America's Rental Housing 2024 Report Summary
The Harvard Joint Center for Housing Studies (JCHS) recently hosted a webinar announcing the release of America's Rental Housing 2024 report. The webinar featured an insightful panel discussion with Chris Herbert (Harvard Joint Center for Housing Studies), Pete Cannava (Wells Fargo), Ethan Handelman (HUD), and Jacqueline Waggoner (Enterprise Community Partners).
Low-income renters and homeowners share similar struggles when it comes to dealing with housing quality issues. Through advocacy that is supported by data, the Coalition for Home Repair strives to demonstrate that home repair/rehabilitation programs are integral solutions to the housing crisis for low-income households.
The key takeaways from America’s Rental Housing 2024 report as they relate to the Coalition’s work and mission are:

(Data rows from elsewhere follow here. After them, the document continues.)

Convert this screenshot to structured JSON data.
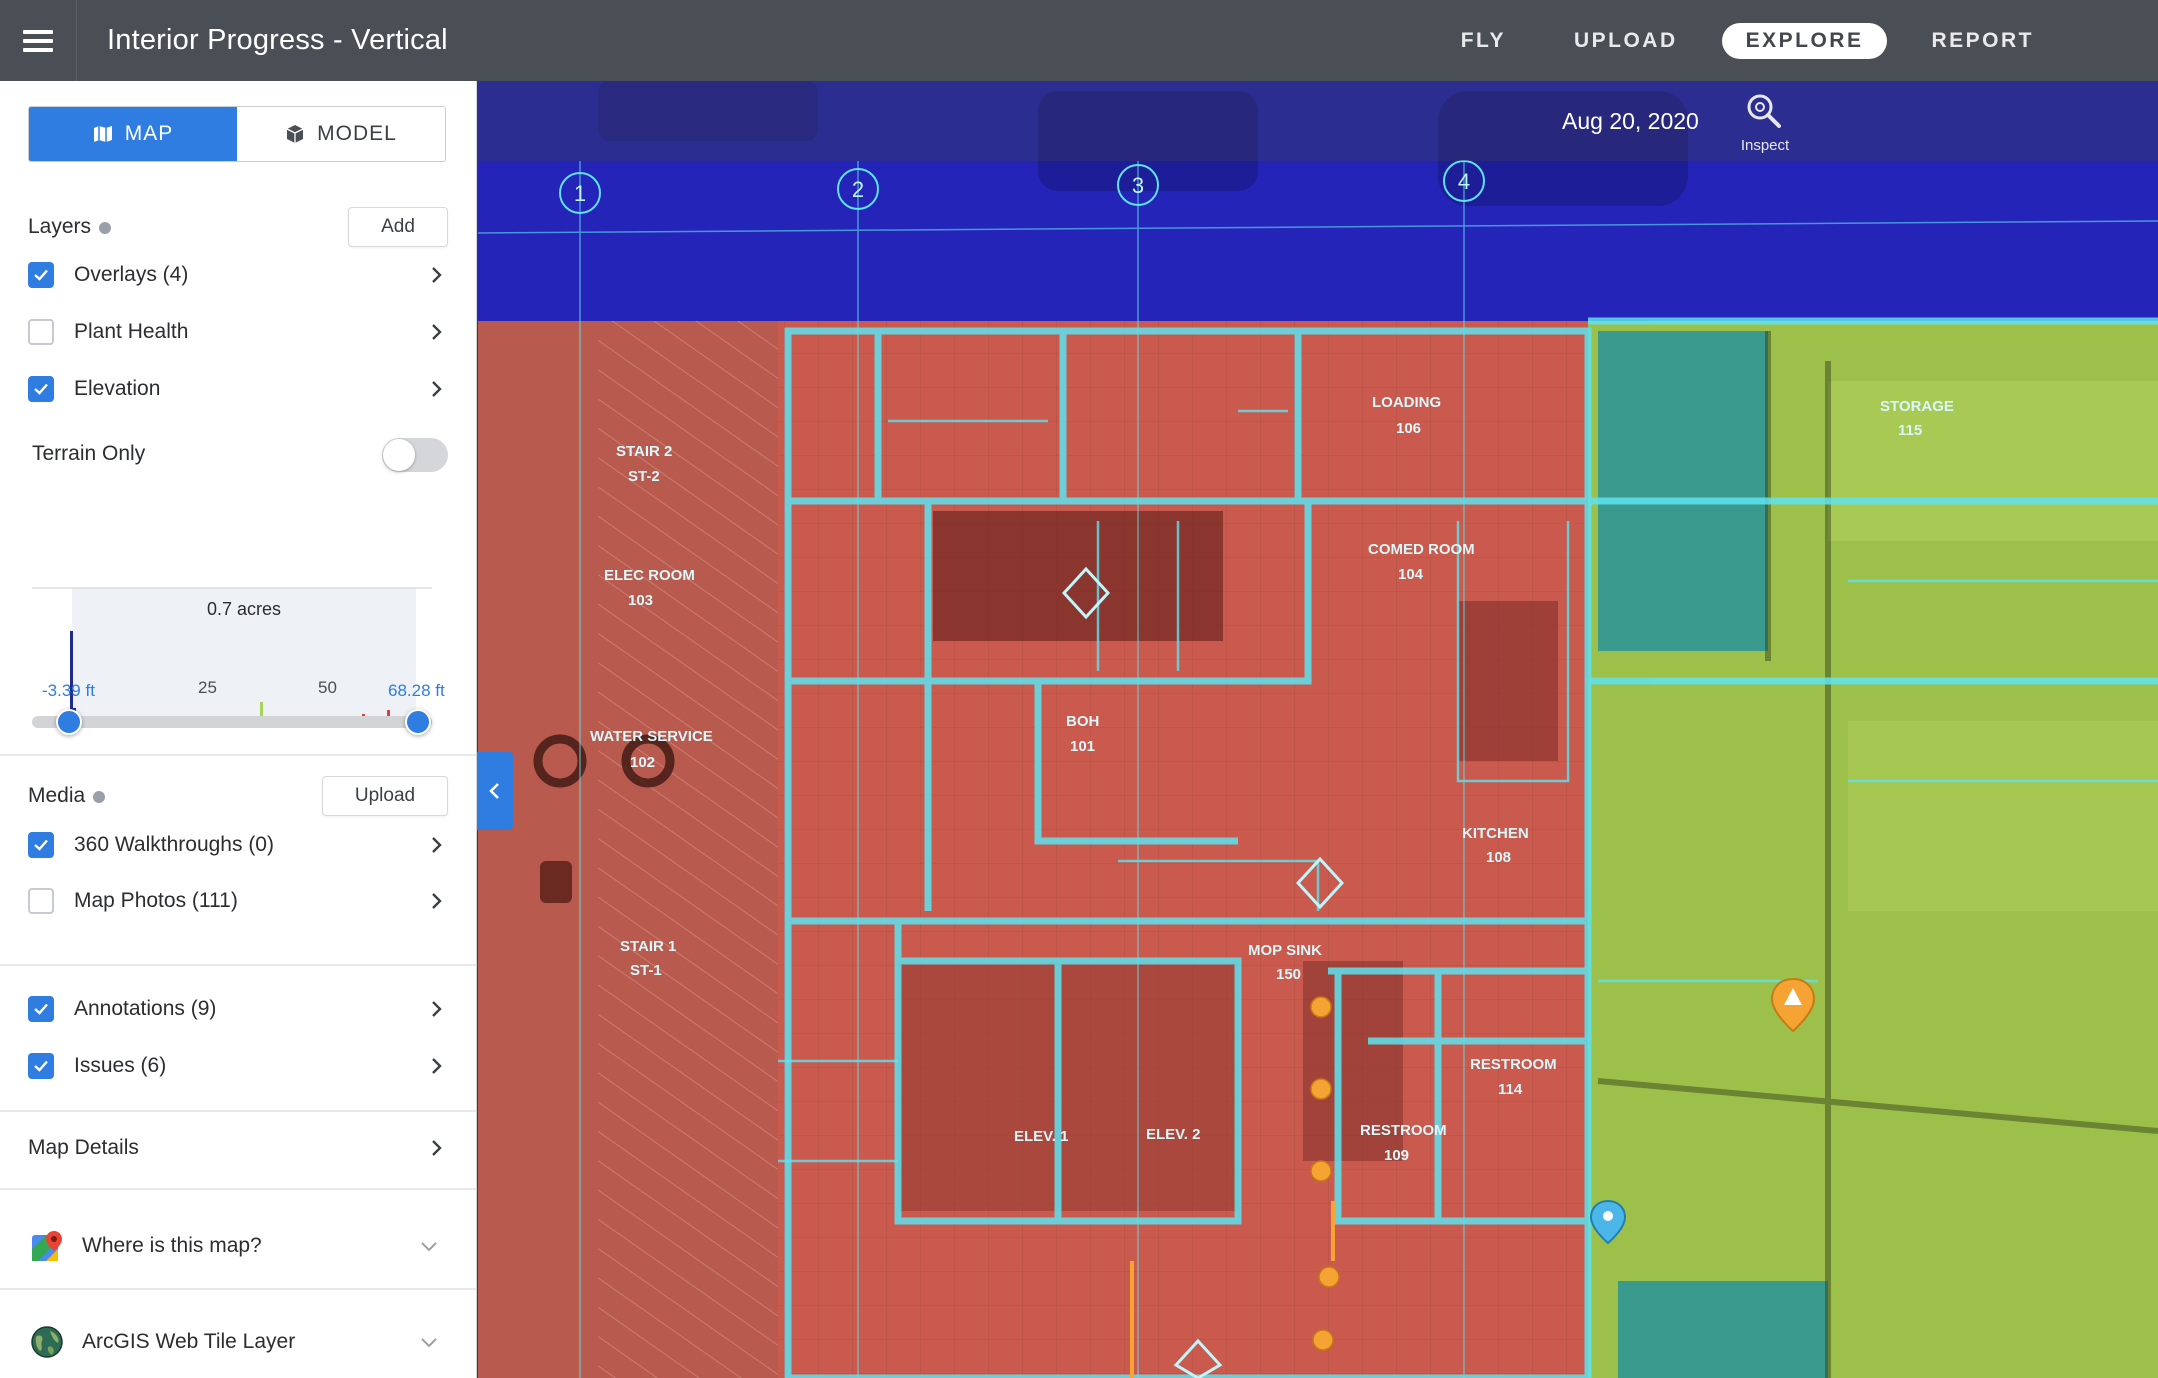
{
  "header": {
    "title": "Interior Progress - Vertical",
    "nav": [
      {
        "label": "FLY",
        "active": false
      },
      {
        "label": "UPLOAD",
        "active": false
      },
      {
        "label": "EXPLORE",
        "active": true
      },
      {
        "label": "REPORT",
        "active": false
      }
    ]
  },
  "sidebar": {
    "view_toggle": {
      "map_label": "MAP",
      "model_label": "MODEL",
      "active": "MAP"
    },
    "layers": {
      "title": "Layers",
      "add_label": "Add",
      "items": [
        {
          "label": "Overlays (4)",
          "checked": true
        },
        {
          "label": "Plant Health",
          "checked": false
        },
        {
          "label": "Elevation",
          "checked": true
        }
      ],
      "terrain_only": {
        "label": "Terrain Only",
        "on": false
      }
    },
    "elevation": {
      "area_label": "0.7 acres",
      "min_label": "-3.39 ft",
      "max_label": "68.28 ft",
      "ticks": [
        "25",
        "50"
      ],
      "range_low": 0.0,
      "range_high": 1.0
    },
    "media": {
      "title": "Media",
      "upload_label": "Upload",
      "items": [
        {
          "label": "360 Walkthroughs (0)",
          "checked": true
        },
        {
          "label": "Map Photos (111)",
          "checked": false
        }
      ]
    },
    "annotations": {
      "items": [
        {
          "label": "Annotations (9)",
          "checked": true
        },
        {
          "label": "Issues (6)",
          "checked": true
        }
      ]
    },
    "map_details": {
      "label": "Map Details"
    },
    "footer": [
      {
        "label": "Where is this map?",
        "icon": "google-maps-icon"
      },
      {
        "label": "ArcGIS Web Tile Layer",
        "icon": "globe-icon"
      }
    ]
  },
  "map": {
    "date": "Aug 20, 2020",
    "inspect_label": "Inspect",
    "grid_labels": [
      "1",
      "2",
      "3",
      "4"
    ],
    "room_labels": [
      {
        "name": "STAIR 2",
        "num": "ST-2"
      },
      {
        "name": "LOADING",
        "num": "106"
      },
      {
        "name": "STORAGE",
        "num": "115"
      },
      {
        "name": "ELEC ROOM",
        "num": "103"
      },
      {
        "name": "COMED ROOM",
        "num": "104"
      },
      {
        "name": "WATER SERVICE",
        "num": "102"
      },
      {
        "name": "BOH",
        "num": "101"
      },
      {
        "name": "KITCHEN",
        "num": "108"
      },
      {
        "name": "STAIR 1",
        "num": "ST-1"
      },
      {
        "name": "MOP SINK",
        "num": "150"
      },
      {
        "name": "RESTROOM",
        "num": "114"
      },
      {
        "name": "RESTROOM",
        "num": "109"
      },
      {
        "name": "ELEV. 1",
        "num": ""
      },
      {
        "name": "ELEV. 2",
        "num": ""
      }
    ],
    "colors": {
      "blue_zone": "#2424b8",
      "red_zone": "#c95a4d",
      "green_zone": "#9cc04a",
      "teal_zone": "#3a9a8e",
      "plan_lines": "#5ee3f0",
      "marker_orange": "#f5a433",
      "marker_blue": "#4db6e8"
    }
  }
}
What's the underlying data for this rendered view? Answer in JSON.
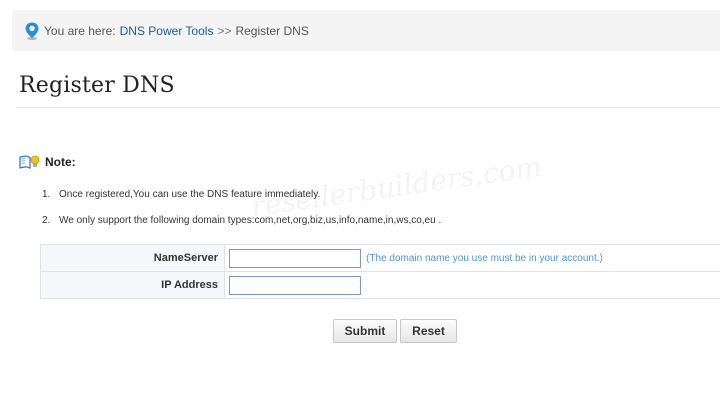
{
  "breadcrumb": {
    "prefix": "You are here:",
    "link": "DNS Power Tools",
    "separator": ">>",
    "current": "Register DNS",
    "icon": "location-pin-icon"
  },
  "page_title": "Register DNS",
  "note": {
    "heading": "Note:",
    "icon": "book-lightbulb-icon",
    "items": [
      {
        "num": "1.",
        "text": "Once registered,You can use the DNS feature immediately."
      },
      {
        "num": "2.",
        "text": "We only support the following domain types:com,net,org,biz,us,info,name,in,ws,co,eu ."
      }
    ]
  },
  "watermark": "resellerbuilders.com",
  "form": {
    "nameserver_label": "NameServer",
    "nameserver_value": "",
    "nameserver_hint": "(The domain name you use must be in your account.)",
    "ip_label": "IP Address",
    "ip_value": ""
  },
  "buttons": {
    "submit": "Submit",
    "reset": "Reset"
  },
  "colors": {
    "link": "#1a5aa8",
    "hint": "#4d97c9",
    "breadcrumb_bg": "#f4f4f4",
    "pin": "#2b8fd6"
  }
}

A major finding of the report is that affordability is worse than ever before, with 22.4 million renter households spending more than 30 percent of their income on rent and utilities in 2022 (an increase of 2 million households over three years). Moreover, rental supply increases but millions of low-rent units are lost. A record number of people are experiencing homelessness; the need for rental assistance transcends availability.
“Despite improvements in building codes and construction standards, as well as upgrades and repairs to existing units, 3.9 million renter households lived in homes that did not meet basic standards for suitability and safety in 2021.” However, this already large figure does not include those meeting the criteria for physical adequacy but having unmet repair needs — the report cites the updated $51.5 billion dollar amount (Federal Reserve Bank of Philadelphia, 2023) needed to address the physical deficiencies of the occupied rental stock.
“Because part of housing supply is preserving what we have... It is one of the most powerful things we can do...” - Ethan Handelman, HUD
Figure 15 illustrates who is likely to live in inadequate housing. Black, Hispanic, American Indian, and Alaska Native households disproportionately experience living in substandard, inadequate housing. Households with lower incomes are more likely to occupy substandard units, which tend to have lower rents.
Accessibility: Nearly half of (47%) renters with disabilities state their homes are minimally or not at all accessible, according to this study.
Aging stock: Physical inadequacy from disrepair and structural deterioration is much more common in older homes — the rental stock is older than it has ever been, at a median age of 44 years.
Increasing threats: More than 18 million occupied rental units (41 percent) are located in areas with substantial expected losses from weather and climate related hazards such as wildfires, flooding, earthquakes, and hurricanes. More often are insurers declining coverage in high-risk housing markets.
Public housing: There is a critical need for more resources to address needed repairs and improvements to preserve public housing — there is a maintenance backlog estimated at $90 billion for 835,000 households.
Rising costs: The slowing growth in operating incomes (rising operating costs, high interest rates, increasing insurance costs) will make it more difficult for property owners to invest in or afford urgently needed repairs, accessibility features, and climate change mitigations and adaptations.
You can access the webinar recording, full report, and interactive maps and data here.
The report emphasized a growing need for an all-hands on deck approach to adequately respond to the alarming findings impacting low-income households. We intend to continue advocating, to the highest degree, how essential it is to consider home repair as a proactive solution to preventing homelessness, stabilizing entire communities, and improving the health and safety for all. However, we can go further with your support. Please consider following along and participating in our advocacy journey by signing up for updates here.